The students on our entrepreneurship course are soon to finish their last year of high school and many choices need to be made. Some want to go to university, some want to start their own business, and some will go directly into the labour market. But how do you prepare yourself for all these options?
Together with their teachers, the students are studying for their vital final exams, which will be especially important for those who want to go to university. Those who want to start their own business are being helped by our entrepreneurship course. But something was missing: how could we prepare the students to enter the labour market? How could they get answers to essential preparatory questions such as: who am I, what are my interests, and how do I market myself?
It’s 17:45 and the sun is about to go down. Rebeka and Daan are preparing the EduMais room, located within the school of Solar Meninos de Luz. Most of Solar's 400+ students are leaving to go home but a few aren't; they are staying to join EduMais's extracurricular English class!
These determined students asked for extra classes to further improve their English, aware that their parents would be unable to pay for a course. When looking into the possibilities of meeting their request, Diana, the founder, was delighted to receive a volunteer application from Rebeka, a professional English Language Teacher at Rio International School in Barra de Tijuca. Keen to put her skills and experience to use within the community, Rebeka was worried that her work schedule might prove limiting, as she could only volunteer in the evenings. But by a stroke of luck, it was a perfect fit!
Leaving your place of birth for the first time can be a nerve-racking experience. Without your family for support, and in a foreign country where your language isn't spoken, you would be forgiven for finding everything a little overwhelming, especially if you were just fifteen years old. Yet Thaís appears to have taken it all in her stride.
“My mum was much more nervous than me,” she laughs. I fear I have to admit that I am too: Thaís scoffs at my idea that she might have been anxious on her first ever flight. “Why?,” she asks, “I just slept! Then I woke up with a headache, drank some water, and went back to sleep again."
I started my journey with EduMais at the beginning of 2017 as an English teacher.
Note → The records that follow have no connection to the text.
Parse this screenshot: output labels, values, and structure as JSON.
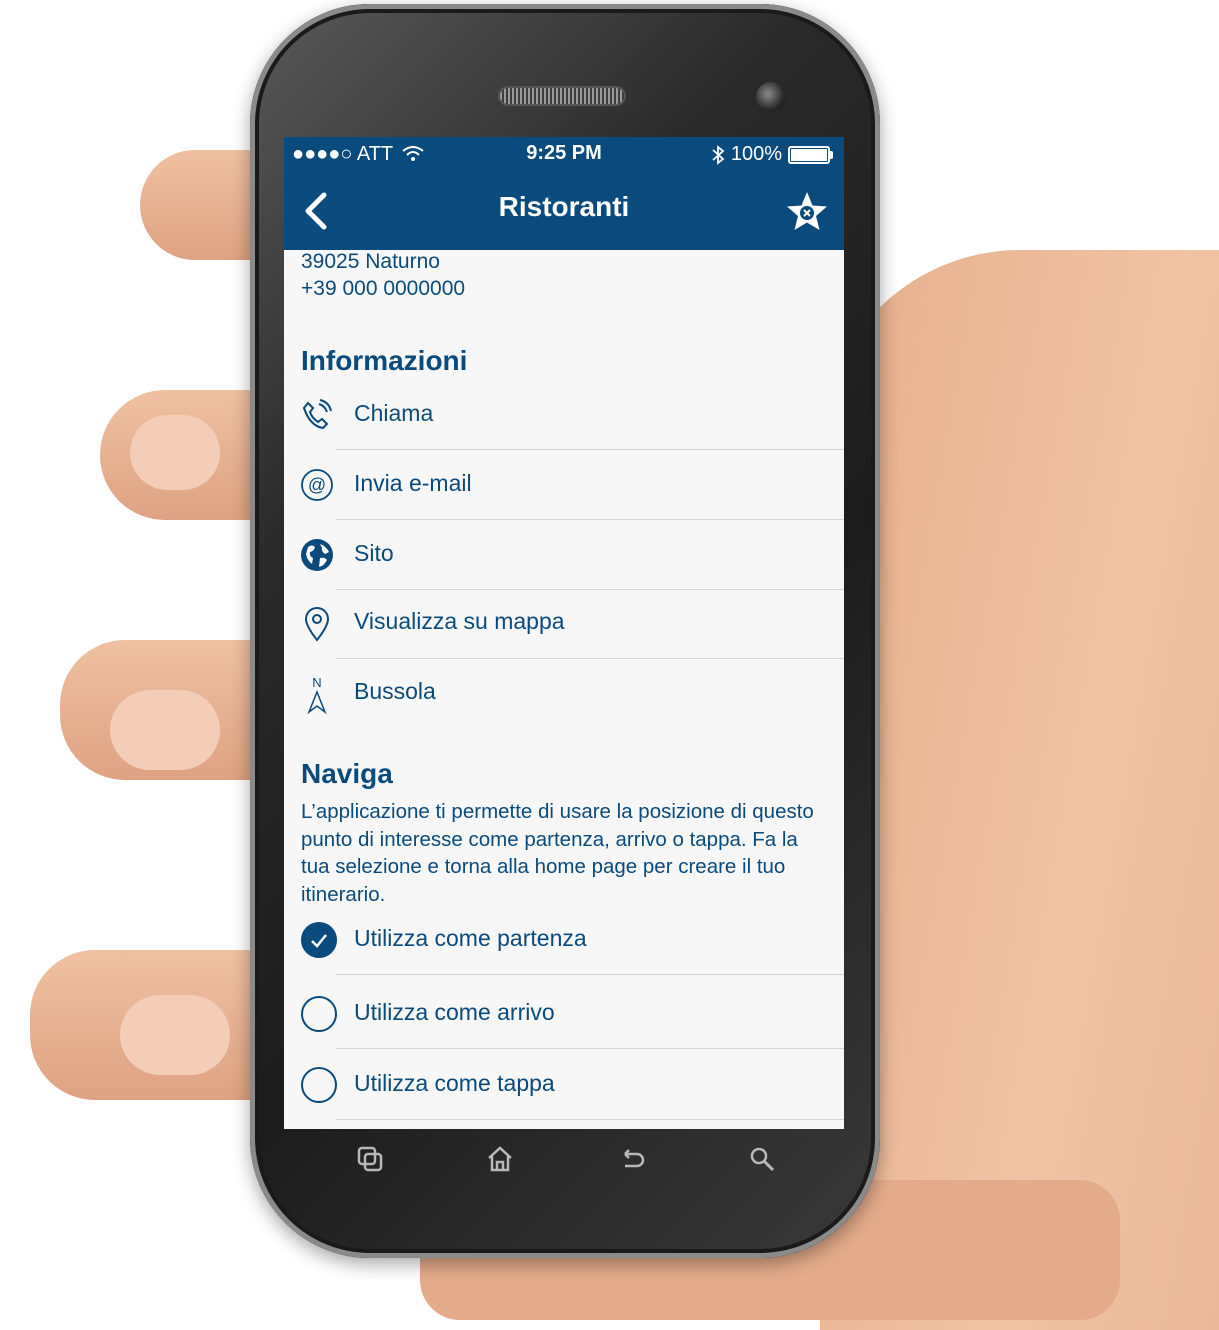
{
  "status_bar": {
    "carrier": "●●●●○ ATT",
    "time": "9:25 PM",
    "battery_text": "100%",
    "battery_level": 1.0
  },
  "nav": {
    "title": "Ristoranti",
    "back_icon": "chevron-left-icon",
    "favorite_icon": "star-remove-icon"
  },
  "address": {
    "line1": "39025 Naturno",
    "phone": "+39 000 0000000"
  },
  "informazioni": {
    "title": "Informazioni",
    "items": [
      {
        "label": "Chiama",
        "icon": "phone-call-icon"
      },
      {
        "label": "Invia e-mail",
        "icon": "at-sign-icon"
      },
      {
        "label": "Sito",
        "icon": "globe-icon"
      },
      {
        "label": "Visualizza su mappa",
        "icon": "map-pin-icon"
      },
      {
        "label": "Bussola",
        "icon": "compass-icon"
      }
    ]
  },
  "naviga": {
    "title": "Naviga",
    "description": "L’applicazione ti permette di usare la posizione di questo punto di interesse come partenza, arrivo o tappa. Fa la tua selezione e torna alla home page per creare il tuo itinerario.",
    "options": [
      {
        "label": "Utilizza come partenza",
        "checked": true
      },
      {
        "label": "Utilizza come arrivo",
        "checked": false
      },
      {
        "label": "Utilizza come tappa",
        "checked": false
      }
    ]
  },
  "hardware_buttons": [
    "recent-apps-icon",
    "home-icon",
    "back-icon",
    "search-icon"
  ],
  "colors": {
    "primary": "#0b4a7c",
    "background": "#f7f7f7",
    "divider": "#d5d5d5"
  }
}
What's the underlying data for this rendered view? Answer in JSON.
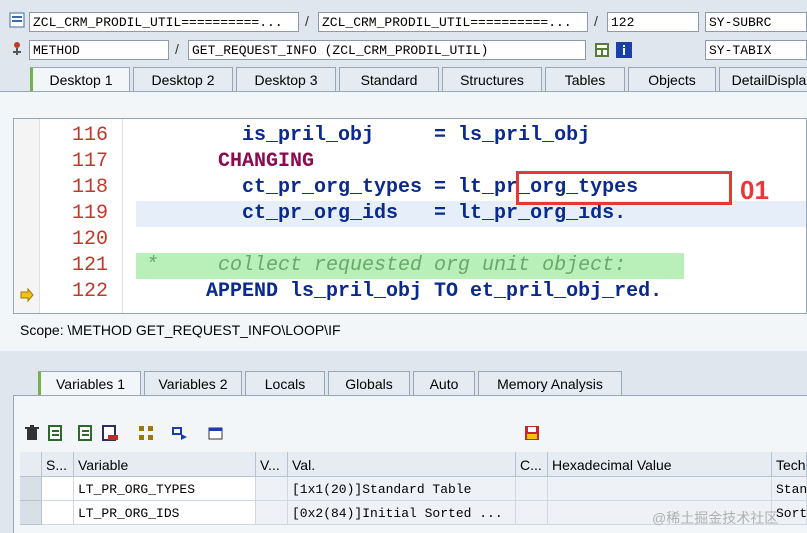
{
  "header": {
    "program_1": "ZCL_CRM_PRODIL_UTIL==========...",
    "program_2": "ZCL_CRM_PRODIL_UTIL==========...",
    "line_number": "122",
    "sysfield_1": "SY-SUBRC",
    "event_type": "METHOD",
    "event_name": "GET_REQUEST_INFO (ZCL_CRM_PRODIL_UTIL)",
    "sysfield_2": "SY-TABIX",
    "sep": "/"
  },
  "desktop_tabs": [
    "Desktop 1",
    "Desktop 2",
    "Desktop 3",
    "Standard",
    "Structures",
    "Tables",
    "Objects",
    "DetailDispla"
  ],
  "editor": {
    "lines": [
      {
        "num": "116",
        "text": "        is_pril_obj     = ls_pril_obj"
      },
      {
        "num": "117",
        "text": "      CHANGING"
      },
      {
        "num": "118",
        "text": "        ct_pr_org_types = lt_pr_org_types"
      },
      {
        "num": "119",
        "text": "        ct_pr_org_ids   = lt_pr_org_ids."
      },
      {
        "num": "120",
        "text": ""
      },
      {
        "num": "121",
        "text": "*     collect requested org unit object:"
      },
      {
        "num": "122",
        "text": "     APPEND ls_pril_obj TO et_pril_obj_red."
      }
    ],
    "annotation": "01"
  },
  "scope": "Scope: \\METHOD GET_REQUEST_INFO\\LOOP\\IF",
  "var_tabs": [
    "Variables 1",
    "Variables 2",
    "Locals",
    "Globals",
    "Auto",
    "Memory Analysis"
  ],
  "table": {
    "columns": [
      "S...",
      "Variable",
      "V...",
      "Val.",
      "C...",
      "Hexadecimal Value",
      "Tech"
    ],
    "rows": [
      {
        "variable": "LT_PR_ORG_TYPES",
        "value": "[1x1(20)]Standard Table",
        "tech": "Stand"
      },
      {
        "variable": "LT_PR_ORG_IDS",
        "value": "[0x2(84)]Initial Sorted ...",
        "tech": "Sorte"
      }
    ]
  },
  "watermark": "@稀土掘金技术社区"
}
For me this was an opportunity to get to know those in the communities of Rio, and try to connect and see how I could make a positive impact in their lives. From the beginning I really identified with the EduMais approach, which was not only to teach English, but also create a Positive Discipline environment where the children could have role models to demonstrate positive behaviours, like being silent instead of yelling. The community is so chaotic that this kind of teaching can make a real difference in the children's behaviours, and in a short time I saw amazing changes in some of the most unruly students.
My first experience of Brazil was on a backpacking trip across South America, just over two and a half years ago. Rio was the first stop and when I left I swore to myself that I would be back in this incredible city someday; I didn't know how, when or why, I just knew I would.
Then, in February 2017, I booked a flight back to Rio to see friends that I made during my first visit, this time for Carnival. It was supposed to be just a two-week holiday before starting a new job with a charity in London . . . well, that was eighteen months ago now! I just couldn't bring myself to leave. I was completely taken by Rio and without a job, nor any Portuguese or money, I decided that I would stay.
Why I chose to volunteer with Edumais and what I've learned from the experience, by long-term volunteer Nikola
I stumbled upon Edumais when delving into the abyss of volunteering opportunities in South America. I had backpacked in South America three years earlier and Brazil speciﬁcally had left a very strong impression on me. I had recently left my finance job in London, moved back to my parents, and had a short experience volunteering in Greece to aid in the Syrian refugee crisis. I was looking for a change but not constant change. My backpack was no longer calling me. I wanted to give back and stay long enough in a place to be able to partake in something meaningful.
One of the challenges faced by young people from underprivileged backgrounds is the difficulty of picturing themselves in different circumstances. Instead of appearing open to their influence and impact, the wider world can seem like something from which they are irredeemably excluded. As a result, their potential can suffer not so much from a lack of aspiration, as from a lack of awareness of the possible avenues available to them.
William's reflections on his adolescence are tinged with an almost overwhelming sense of what might have been. Born and raised in Cantagalo, one of the favelas in Rio de Janeiro where EduMais works, his talents once caught the eye of some of Brazil's most famous football clubs, such as Fluminense and Grêmio. This potential was to suffer, however, from a severe lack of guidance.
“My parents fought a lot, you know,” William tells me, “I didn't have anyone by my side to show me the right way . . . I made the wrong decisions.”
Edumais’s primary focus is providing children in Rio’s favelas a great opportunity to learn and develop, to give them a level of teaching, support and respect that is not always easy to come by in their everyday lives.
For us to be successful, so that the children we work with have the best possible futures, we require our volunteers to be professional and dedicated.
Volunteering for Edumais is not a ‘breeze’. You can’t merely ‘show up’, do a little teaching and then hit Ipanema beach – it’s not enough – we care about the children we are responsible for too much for a volunteer to come in and merely ‘have a go’.